Tucked in the southern part of Nairobi (Kenya’s capital), Nairobi National Park is the only park found in the city. Established in 1946, this protected area was the first in Kenya and East Africa. The south of present day Nairobi and the Athi plains were gifted with variety of Wildlife in the late 19th century.
The Nomadic Masai lived and herded their cattle within the Park’s areas whilst the Kikuyu people farmed the forested highlands above Nairobi city.
These people were usually very alert with guns to protect themselves from the dangerous wild animals. People were evacuated from their lands due to increase in the number of farms and livestock, later the Park was created.
Nairobi is characterized by a dry climate and its altitude ranges between 1533 and 1760m. Usually the Nairobi is very dry and hot between January and March, April – June is a bit hot and wet and then from July to October it is just warm and wet.
Additionally Nairobi National Park covers a total area of 117.21 square kilometers and it has an electric fence along the west, east and northern boundaries.
The Park’s southern boundary is formed by River Mbagathi and it is open to the Anthi Kapiti Plains and the Kitengela Conservation Area.

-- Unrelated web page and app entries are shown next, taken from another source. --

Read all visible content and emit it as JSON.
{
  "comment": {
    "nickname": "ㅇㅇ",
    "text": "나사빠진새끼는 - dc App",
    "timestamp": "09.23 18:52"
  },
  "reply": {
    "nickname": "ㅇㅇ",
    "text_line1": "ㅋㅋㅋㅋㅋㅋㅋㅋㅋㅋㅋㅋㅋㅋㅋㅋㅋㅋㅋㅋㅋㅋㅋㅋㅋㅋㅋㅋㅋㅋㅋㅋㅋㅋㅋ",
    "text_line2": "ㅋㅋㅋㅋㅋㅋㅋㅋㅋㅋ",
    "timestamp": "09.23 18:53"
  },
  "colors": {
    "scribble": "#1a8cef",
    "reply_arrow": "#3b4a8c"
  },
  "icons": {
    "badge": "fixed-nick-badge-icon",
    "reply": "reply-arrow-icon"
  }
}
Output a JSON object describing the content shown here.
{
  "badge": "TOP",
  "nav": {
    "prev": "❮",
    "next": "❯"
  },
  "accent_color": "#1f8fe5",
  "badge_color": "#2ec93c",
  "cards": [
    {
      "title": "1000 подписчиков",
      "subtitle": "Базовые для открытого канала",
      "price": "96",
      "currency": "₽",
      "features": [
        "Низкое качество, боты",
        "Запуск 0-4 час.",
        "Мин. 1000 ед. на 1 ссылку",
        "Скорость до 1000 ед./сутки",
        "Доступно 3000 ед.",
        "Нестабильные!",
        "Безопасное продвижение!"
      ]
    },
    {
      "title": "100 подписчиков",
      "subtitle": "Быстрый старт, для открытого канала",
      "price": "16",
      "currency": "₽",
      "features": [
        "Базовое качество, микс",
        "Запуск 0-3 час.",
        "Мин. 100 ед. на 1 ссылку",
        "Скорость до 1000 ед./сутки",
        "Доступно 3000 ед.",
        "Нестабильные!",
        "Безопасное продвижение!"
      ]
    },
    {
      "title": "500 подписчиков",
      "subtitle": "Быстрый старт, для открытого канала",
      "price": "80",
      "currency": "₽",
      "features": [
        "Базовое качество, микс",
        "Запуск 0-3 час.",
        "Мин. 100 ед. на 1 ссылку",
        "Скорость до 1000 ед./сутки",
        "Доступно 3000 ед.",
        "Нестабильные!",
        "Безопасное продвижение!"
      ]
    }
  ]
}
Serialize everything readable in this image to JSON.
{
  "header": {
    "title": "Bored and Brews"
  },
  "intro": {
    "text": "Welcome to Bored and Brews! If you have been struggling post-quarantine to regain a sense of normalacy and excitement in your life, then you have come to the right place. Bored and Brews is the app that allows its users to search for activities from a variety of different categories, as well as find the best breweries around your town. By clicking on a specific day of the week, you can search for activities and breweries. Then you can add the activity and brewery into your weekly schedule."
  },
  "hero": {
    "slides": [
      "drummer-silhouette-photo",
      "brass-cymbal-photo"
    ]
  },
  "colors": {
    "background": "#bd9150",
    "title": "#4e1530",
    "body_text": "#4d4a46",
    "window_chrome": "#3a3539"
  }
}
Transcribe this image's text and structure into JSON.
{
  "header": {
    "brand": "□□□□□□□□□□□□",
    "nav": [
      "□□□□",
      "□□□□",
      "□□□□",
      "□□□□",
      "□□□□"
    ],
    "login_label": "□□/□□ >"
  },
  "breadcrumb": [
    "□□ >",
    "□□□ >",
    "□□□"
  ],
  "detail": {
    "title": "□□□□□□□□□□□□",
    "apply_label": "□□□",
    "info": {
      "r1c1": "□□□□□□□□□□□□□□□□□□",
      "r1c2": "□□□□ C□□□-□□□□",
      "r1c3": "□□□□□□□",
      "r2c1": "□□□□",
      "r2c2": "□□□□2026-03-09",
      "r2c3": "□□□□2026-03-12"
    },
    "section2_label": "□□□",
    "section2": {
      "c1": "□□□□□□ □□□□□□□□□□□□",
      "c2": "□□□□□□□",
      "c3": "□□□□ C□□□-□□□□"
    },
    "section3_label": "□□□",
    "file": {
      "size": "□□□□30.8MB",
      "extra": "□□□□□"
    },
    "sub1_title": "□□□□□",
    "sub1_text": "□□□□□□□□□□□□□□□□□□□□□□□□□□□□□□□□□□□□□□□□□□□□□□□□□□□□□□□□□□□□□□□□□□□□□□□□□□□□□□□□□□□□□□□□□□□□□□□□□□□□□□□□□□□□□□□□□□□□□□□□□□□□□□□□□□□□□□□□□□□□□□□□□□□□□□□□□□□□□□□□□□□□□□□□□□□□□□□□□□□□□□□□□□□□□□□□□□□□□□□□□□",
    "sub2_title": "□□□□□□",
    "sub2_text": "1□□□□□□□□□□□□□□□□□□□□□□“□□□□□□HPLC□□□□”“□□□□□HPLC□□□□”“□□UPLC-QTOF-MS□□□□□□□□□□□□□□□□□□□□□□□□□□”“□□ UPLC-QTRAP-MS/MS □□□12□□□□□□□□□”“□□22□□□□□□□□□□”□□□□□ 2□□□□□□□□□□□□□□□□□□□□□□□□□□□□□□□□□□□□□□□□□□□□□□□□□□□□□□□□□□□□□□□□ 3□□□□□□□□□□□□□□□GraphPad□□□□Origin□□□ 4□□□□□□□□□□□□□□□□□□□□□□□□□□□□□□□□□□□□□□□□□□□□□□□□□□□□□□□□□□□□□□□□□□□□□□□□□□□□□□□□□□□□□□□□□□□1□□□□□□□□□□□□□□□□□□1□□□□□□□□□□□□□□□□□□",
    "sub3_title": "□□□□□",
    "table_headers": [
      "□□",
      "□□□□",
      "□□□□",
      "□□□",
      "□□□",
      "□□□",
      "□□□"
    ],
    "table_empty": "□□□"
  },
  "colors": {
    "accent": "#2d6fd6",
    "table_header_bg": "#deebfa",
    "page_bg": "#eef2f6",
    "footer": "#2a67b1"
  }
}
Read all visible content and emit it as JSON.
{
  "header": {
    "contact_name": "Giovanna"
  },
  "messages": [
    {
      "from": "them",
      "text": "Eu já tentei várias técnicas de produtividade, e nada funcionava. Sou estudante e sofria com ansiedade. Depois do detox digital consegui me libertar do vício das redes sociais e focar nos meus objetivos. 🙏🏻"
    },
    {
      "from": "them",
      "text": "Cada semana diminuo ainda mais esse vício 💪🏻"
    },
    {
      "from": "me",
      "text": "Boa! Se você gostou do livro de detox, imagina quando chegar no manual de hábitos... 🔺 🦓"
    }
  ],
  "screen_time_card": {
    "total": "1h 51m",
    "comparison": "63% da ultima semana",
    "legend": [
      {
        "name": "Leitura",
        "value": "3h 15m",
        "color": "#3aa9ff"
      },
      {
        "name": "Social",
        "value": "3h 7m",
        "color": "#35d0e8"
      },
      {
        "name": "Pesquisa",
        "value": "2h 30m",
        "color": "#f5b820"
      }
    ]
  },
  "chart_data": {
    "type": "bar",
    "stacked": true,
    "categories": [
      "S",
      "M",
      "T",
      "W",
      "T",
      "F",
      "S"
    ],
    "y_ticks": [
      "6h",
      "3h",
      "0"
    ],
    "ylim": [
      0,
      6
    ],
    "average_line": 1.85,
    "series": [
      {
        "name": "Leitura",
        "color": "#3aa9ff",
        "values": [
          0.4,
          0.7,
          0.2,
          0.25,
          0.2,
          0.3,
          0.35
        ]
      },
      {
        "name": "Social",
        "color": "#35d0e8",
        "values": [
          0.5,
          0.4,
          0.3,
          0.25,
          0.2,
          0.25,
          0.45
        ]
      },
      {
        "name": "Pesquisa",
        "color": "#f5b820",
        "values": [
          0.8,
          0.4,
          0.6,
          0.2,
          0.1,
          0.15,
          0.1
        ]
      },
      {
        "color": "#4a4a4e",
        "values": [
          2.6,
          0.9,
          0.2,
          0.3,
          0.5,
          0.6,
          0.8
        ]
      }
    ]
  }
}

To add on, Nairobi National Park defines itself with a unique vegetation that is predominated by open grass plain, Acacia bushes and highland dry forests. In the south of the Park, there is a riverine forest along the permanent river.
How to get there
By road the distance from Nairobi is about 10km up to this Park and those who go by plane set off from Jomo Kenyatta International Airport or Wilson Airport.
Nairobi National Park has seven gates in total and two are used for KWS services only (KWS headquarters). Other gates for visitors’ access are Maasai gate, Mbagathi, Banda and Maasai gate.
Attractions in the Park.
Although it’s situated just within the city, Nairobi National Park has a large population of Wildlife. Wildebeest and Zebras are found in the migration corridor to the south of the Park and the Kitengela conservation area. These animals usually disperse over the plains during the rainy season and return to the park in the dry season.
The best time to visit this Park for Wildlife is the dry season. Animals usually concentrate in the Park areas for pasture when the areas outside the Park are dried up. Small dams built along the Mbagathi River are major water sources and attract thousands of water dependents during the dry season.
Moreover, Nairobi National Park is a great habitat to over 500 species of birds plus the migrant birds. Some of these birds are Croaking Cisticola, Desert Cisticola, Speke’s Weaver, Secretary bird, Northern Pied Babbler, Pangani Longclaw, African Quail-finch, Zebra Waxbill, Kori Bustard, Saddle-billed Stork, Yellow-throated Sand grouse, Martial Eagle, African Crowned Eagle, Lappet-faced Vulture, Violet Wood-hoopoe and Nairobi Pipit.
The Ivory Burning Site Monument
Just on the northwestern end of Nairobi National Park is this Ivory Burning Site Monument. It is located within a walking distance from Nagolomon reservoir.
This area is where the former president of Kenya Daniel Arap Moi set fire to over 2000 elephant tusks that were worth three million dollars. This action by the present was meant to show the commitment to save the African Elephants from massive slaughter by poachers.
Animal Orphanage Centre.
This is one of Kenya’s most known Rhino Sanctuaries. It is run by the David Sheldrick Trust. This protected area hand rears the orphaned elephants and rhinoceros calves and after distribute them to numerous sanctuaries in the country.
What to do in the Park.
There is no better way you can take in Nairobi National Park’s rich Wildlife than game driving. This Park is gifted with variety of wild animals and most of them are common during the game drives. This activity takes about 2-3 hours and animals that can be seen include baboon, eastern black rhino, gazelle, Cheetah, Grant’s Zebra, Masai giraffe, ostrich, Cape buffalo, African leopard, Impala and lions.
Visit the Animal Orphanage Centre
This sanctuary is located close to the Park’s main gate. It was established in 1963 by Daphne Sheldrick after the death of her husband David Sheldrick who was the anti-poaching warden in Tsavo National Park. On your visit, you will have to see the orphaned animals as they enjoy their habitats.
Over 500 species of birds breathe life in Nairobi National Park. Birders usually see some of the eight species of Kenya Mountains endemic birds, 25 species of the 67 African highlands biome and 27 species of the 94 Somali-Masai biome. It is a full day activity carried out along the water bodies, forests and savannah plains of the Park.
Other captivating activities in the Park include Picnicking, nature walk, stargazing and events in the wild.